3 + 2 + 1

Three tips to know if sick plus Two studies plus One did you know?


There are many well known symptoms associated with COVID 19. If you have ANY questions about your current symptoms, seek advice from your physician.  However there are three things you should know to help guide your decision for seeking care:

  • Symptoms may be mild initially, however, studies revealed worsening over the course of a week and a median number of 5 days occurred before shortness of breath developed and 7 days before hospital admission with diagnosis of pneumonia. Severe complications such as respiratory failure occurred a median of 8 days after symptom onset.
  • Warning symptoms to seek medical care include shortness of breath, confusion, and inability to eat or drink.
  • The tempo of symptoms should be watched closely as they may reflect development of pneumonia. For example, mild symptoms in the morning and worsening symptoms by mid-day.

Initial data from China and elsewhere described a virus that spared the young and could take the elderly or those with chronic illness. The world relied on this and began to protect those with chronic illness and worked to understand how old is in fact, old? With epidemiology studies much slower than the virus spread we had some comfort that in protecting these two groups we would have the greatest impact on mitigating the impact the mortality from the virus, and we have. In fact, mitigation in countries after witnessing the destructive path through countries such as Italy and Spain resulted in saving hundreds of thousands and perhaps millions of lives. However, epidemiology which is history  vs. models which are projections is still limited but is the most valuable information for us to know as a society and as individuals to understand our risks and how to mitigate them. 

The problem has been that in a rapidly progressive pandemic, history is reported slowly, possibly inaccurately, or incompletely. I have spent several hours now trying to find recent epidemiology for the United States and elsewhere. While newly diagnosed case rates and mortality data (without specifics) is very readily available, the specifics are not. This data would help identify those beyond the “very old” and “chronically ill” who may be at greater risk and those who are less so. I’m finding old, may not be so very old and perhaps young are not always spared of severe disease. The following is a chart with information for the United States:

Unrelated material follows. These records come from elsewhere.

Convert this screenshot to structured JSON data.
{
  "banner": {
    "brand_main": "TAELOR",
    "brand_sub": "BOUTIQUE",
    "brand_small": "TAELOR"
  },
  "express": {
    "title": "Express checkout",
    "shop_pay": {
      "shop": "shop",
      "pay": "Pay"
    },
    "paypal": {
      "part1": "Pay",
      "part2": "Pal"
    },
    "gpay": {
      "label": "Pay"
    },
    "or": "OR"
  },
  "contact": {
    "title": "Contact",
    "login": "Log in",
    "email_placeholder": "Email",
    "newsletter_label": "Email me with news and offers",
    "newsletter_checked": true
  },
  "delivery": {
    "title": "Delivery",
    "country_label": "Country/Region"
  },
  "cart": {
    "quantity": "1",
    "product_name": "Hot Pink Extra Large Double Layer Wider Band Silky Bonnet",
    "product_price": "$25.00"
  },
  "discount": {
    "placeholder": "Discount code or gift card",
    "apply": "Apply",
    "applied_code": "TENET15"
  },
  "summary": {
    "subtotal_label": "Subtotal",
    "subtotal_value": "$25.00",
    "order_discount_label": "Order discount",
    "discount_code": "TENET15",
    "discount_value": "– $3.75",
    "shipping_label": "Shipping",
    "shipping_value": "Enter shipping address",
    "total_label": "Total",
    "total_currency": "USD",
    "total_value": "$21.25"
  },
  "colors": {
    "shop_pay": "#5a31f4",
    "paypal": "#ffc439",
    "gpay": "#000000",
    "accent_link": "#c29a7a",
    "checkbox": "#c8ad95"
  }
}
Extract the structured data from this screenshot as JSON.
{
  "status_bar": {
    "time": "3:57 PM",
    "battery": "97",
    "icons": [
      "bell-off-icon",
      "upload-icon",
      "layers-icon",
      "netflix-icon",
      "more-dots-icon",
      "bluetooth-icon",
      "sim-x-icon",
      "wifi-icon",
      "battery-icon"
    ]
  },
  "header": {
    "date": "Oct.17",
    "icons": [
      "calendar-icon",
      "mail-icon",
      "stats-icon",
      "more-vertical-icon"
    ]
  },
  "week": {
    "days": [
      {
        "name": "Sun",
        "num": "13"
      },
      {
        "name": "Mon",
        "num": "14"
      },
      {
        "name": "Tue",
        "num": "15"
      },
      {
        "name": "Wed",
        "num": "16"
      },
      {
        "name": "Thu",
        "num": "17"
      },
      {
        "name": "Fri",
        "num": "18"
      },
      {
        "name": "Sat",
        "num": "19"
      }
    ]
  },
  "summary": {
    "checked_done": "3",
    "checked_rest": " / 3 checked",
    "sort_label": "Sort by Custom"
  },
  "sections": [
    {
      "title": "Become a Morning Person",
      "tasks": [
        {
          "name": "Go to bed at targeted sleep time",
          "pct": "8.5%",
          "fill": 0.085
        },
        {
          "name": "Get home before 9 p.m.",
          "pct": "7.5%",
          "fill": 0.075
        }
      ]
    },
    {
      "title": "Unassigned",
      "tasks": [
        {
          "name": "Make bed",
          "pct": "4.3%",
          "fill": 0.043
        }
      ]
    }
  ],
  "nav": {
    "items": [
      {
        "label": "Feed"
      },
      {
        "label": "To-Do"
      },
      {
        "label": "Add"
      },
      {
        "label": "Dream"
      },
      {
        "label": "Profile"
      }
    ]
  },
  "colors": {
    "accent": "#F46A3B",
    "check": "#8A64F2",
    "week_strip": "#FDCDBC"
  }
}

Hospitalization status missing or unknown for 1,514 cases.

ICU status missing or unknown for 2,253 cases.

Illness outcome or death missing or unknown for 2,001 cases.

What is most worrisome to me in this chart is not the data, it is the lack of data. This chart reflects an estimateof what is happening and only reflects cases from February 12ththrough March 16th. In an era where hospitals have electronic medical records that can generate reports with a few clicks, we have to expect real time reporting in addition to statistical analysis. If data were available, then crowd sourcing statistics would provide for more rapid results. 

Also, this week and underscoring the importance of reporting epidemiology is a studycoming from China on pediatric cases (remember initial reports were no mortalities in younger age groups). There were 2143 cases reviewed in the study with known or suspected COVID 19. From this cohort there were 112 children with severe disease and two reported deaths. The majority of cases that were considered severe or critical were under the age of five with infants having the greatest risk. Most notable, however, only 731 of the 2143 were confirmed cases and authors note children could have had other respiratory based illnesses.

As a grandmother to children in this age range and unclear data that was initially reported, I take issue with these delays in reporting for all of our children and grandchildren, no matter where they live. We must also consider that suspected cases should be confirmed before reporting on them so that appropriate and accurate measures are taken. The bottom line is that every mitigating step that we take today will only bring us one step closer to effective therapies. While we may look to history for how we manage the future, we have today to know how we can make a difference.


Did you know that love results in chemical changes within your brain and body? That first obsessive, highly emotional kinds of love drop your serotonin levels and then over the first year they normalize followed by an increase in oxytocin. Oxytocin results in improved emotional bonds, raises immune function, and results in health benefits seen which includes fewer strokes, heart attacks and higher rates of survival from major surgery and cancer.

This photo depicts a moment of love, do you have a photo of your love to share?